Patients receiving an allogeneic blood or marrow transplant have a 2-3 fold increased risk of developing secondary cancers related to the treatment, severity of immunosuppression and GvHD; this can be a devastating prospect.
There are a number of factors that can also contribute for example: obesity, poor diet, smoking and excess alcohol intake.
As a population we all need to be vigilant regarding cancer adhering to the following recommendations;
- Check breasts for lumps- screening for breast cancer may start earlier than nationally recommended, particularly if you have had radiotherapy or have a family history of breast cancer.
- Check testes for lumps.
- Check the skin for moles particularly raised, change of colour or bleeding.
- Check mouth for any changes – visit your dentist
- Note any bleeding after moving bowels not related to piles. Note any change in bowel habits. There is a nationwide screening programme (2 yearly) for all people 60-69.
- Cervical smears. It is well documented post transplant that women can have an increased number of abnormal cells in their smear. Monitoring can be done via your practice nurse.
- Family history – be aware of what the symptoms are for that particular cancer and understand the risk factors involved.
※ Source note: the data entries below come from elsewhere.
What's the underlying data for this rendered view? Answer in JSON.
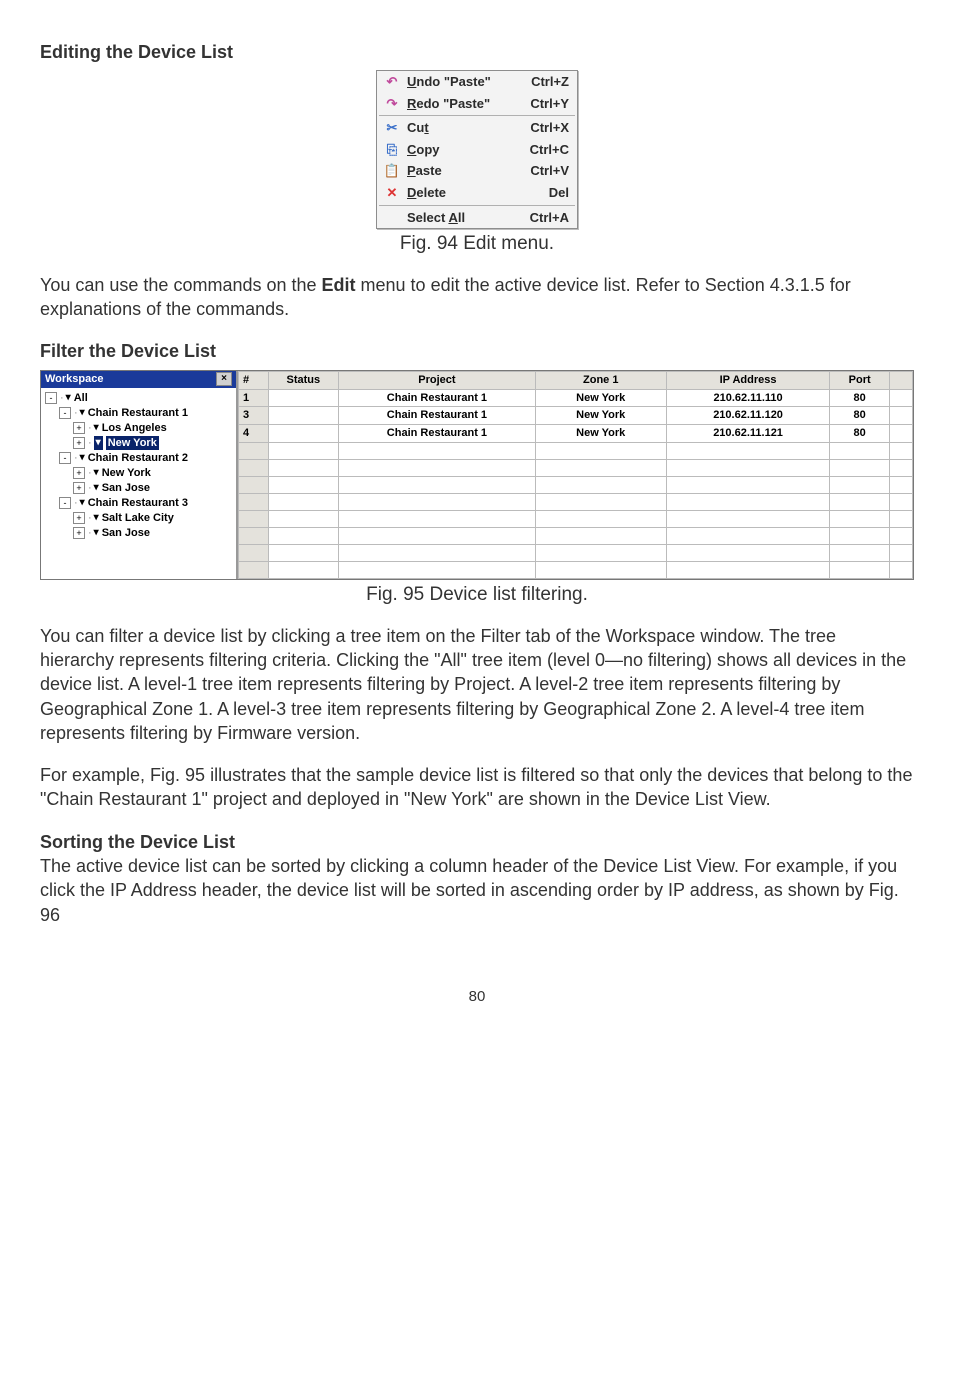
{
  "section1": {
    "title": "Editing the Device List"
  },
  "edit_menu": {
    "items": [
      {
        "label": "Undo \"Paste\"",
        "ul_char": "U",
        "rest": "ndo \"Paste\"",
        "shortcut": "Ctrl+Z",
        "icon_color": "#c04a9c"
      },
      {
        "label": "Redo \"Paste\"",
        "ul_char": "R",
        "rest": "edo \"Paste\"",
        "shortcut": "Ctrl+Y",
        "icon_color": "#c04a9c"
      },
      {
        "sep": true
      },
      {
        "label": "Cut",
        "pre": "Cu",
        "ul_char": "t",
        "rest": "",
        "shortcut": "Ctrl+X",
        "icon_color": "#3a6fc9"
      },
      {
        "label": "Copy",
        "ul_char": "C",
        "rest": "opy",
        "shortcut": "Ctrl+C",
        "icon_color": "#3a6fc9"
      },
      {
        "label": "Paste",
        "ul_char": "P",
        "rest": "aste",
        "shortcut": "Ctrl+V",
        "icon_color": "#c9a23a"
      },
      {
        "label": "Delete",
        "ul_char": "D",
        "rest": "elete",
        "shortcut": "Del",
        "icon_color": "#d33"
      },
      {
        "sep": true
      },
      {
        "label": "Select All",
        "pre": "Select ",
        "ul_char": "A",
        "rest": "ll",
        "shortcut": "Ctrl+A",
        "icon_color": ""
      }
    ],
    "caption": "Fig. 94 Edit menu."
  },
  "para1a": "You can use the commands on the ",
  "para1_bold": "Edit",
  "para1b": " menu to edit the active device list. Refer to Section 4.3.1.5 for explanations of the commands.",
  "section2": {
    "title": "Filter the Device List"
  },
  "workspace": {
    "title": "Workspace",
    "close": "×",
    "tree": [
      {
        "level": 1,
        "exp": "-",
        "label": "All"
      },
      {
        "level": 2,
        "exp": "-",
        "label": "Chain Restaurant 1"
      },
      {
        "level": 3,
        "exp": "+",
        "label": "Los Angeles"
      },
      {
        "level": 3,
        "exp": "+",
        "label": "New York",
        "selected": true
      },
      {
        "level": 2,
        "exp": "-",
        "label": "Chain Restaurant 2"
      },
      {
        "level": 3,
        "exp": "+",
        "label": "New York"
      },
      {
        "level": 3,
        "exp": "+",
        "label": "San Jose"
      },
      {
        "level": 2,
        "exp": "-",
        "label": "Chain Restaurant 3"
      },
      {
        "level": 3,
        "exp": "+",
        "label": "Salt Lake City"
      },
      {
        "level": 3,
        "exp": "+",
        "label": "San Jose"
      }
    ]
  },
  "device_table": {
    "headers": {
      "num": "#",
      "status": "Status",
      "project": "Project",
      "zone1": "Zone 1",
      "ip": "IP Address",
      "port": "Port"
    },
    "rows": [
      {
        "num": "1",
        "project": "Chain Restaurant 1",
        "zone1": "New York",
        "ip": "210.62.11.110",
        "port": "80"
      },
      {
        "num": "3",
        "project": "Chain Restaurant 1",
        "zone1": "New York",
        "ip": "210.62.11.120",
        "port": "80"
      },
      {
        "num": "4",
        "project": "Chain Restaurant 1",
        "zone1": "New York",
        "ip": "210.62.11.121",
        "port": "80"
      }
    ],
    "caption": "Fig. 95 Device list filtering."
  },
  "chart_data": {
    "type": "table",
    "title": "Device list filtering",
    "columns": [
      "#",
      "Status",
      "Project",
      "Zone 1",
      "IP Address",
      "Port"
    ],
    "rows": [
      [
        1,
        "",
        "Chain Restaurant 1",
        "New York",
        "210.62.11.110",
        80
      ],
      [
        3,
        "",
        "Chain Restaurant 1",
        "New York",
        "210.62.11.120",
        80
      ],
      [
        4,
        "",
        "Chain Restaurant 1",
        "New York",
        "210.62.11.121",
        80
      ]
    ]
  },
  "para2": "You can filter a device list by clicking a tree item on the Filter tab of the Workspace window. The tree hierarchy represents filtering criteria. Clicking the \"All\" tree item (level 0—no filtering) shows all devices in the device list. A level-1 tree item represents filtering by Project. A level-2 tree item represents filtering by Geographical Zone 1. A level-3 tree item represents filtering by Geographical Zone 2. A level-4 tree item represents filtering by Firmware version.",
  "para3": "For example, Fig. 95 illustrates that the sample device list is filtered so that only the devices that belong to the \"Chain Restaurant 1\" project and deployed in \"New York\" are shown in the Device List View.",
  "section3": {
    "title": "Sorting the Device List"
  },
  "para4": "The active device list can be sorted by clicking a column header of the Device List View. For example, if you click the IP Address header, the device list will be sorted in ascending order by IP address, as shown by Fig. 96",
  "page_number": "80"
}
There is further information on this website under Everyday Living – Cancer Screening.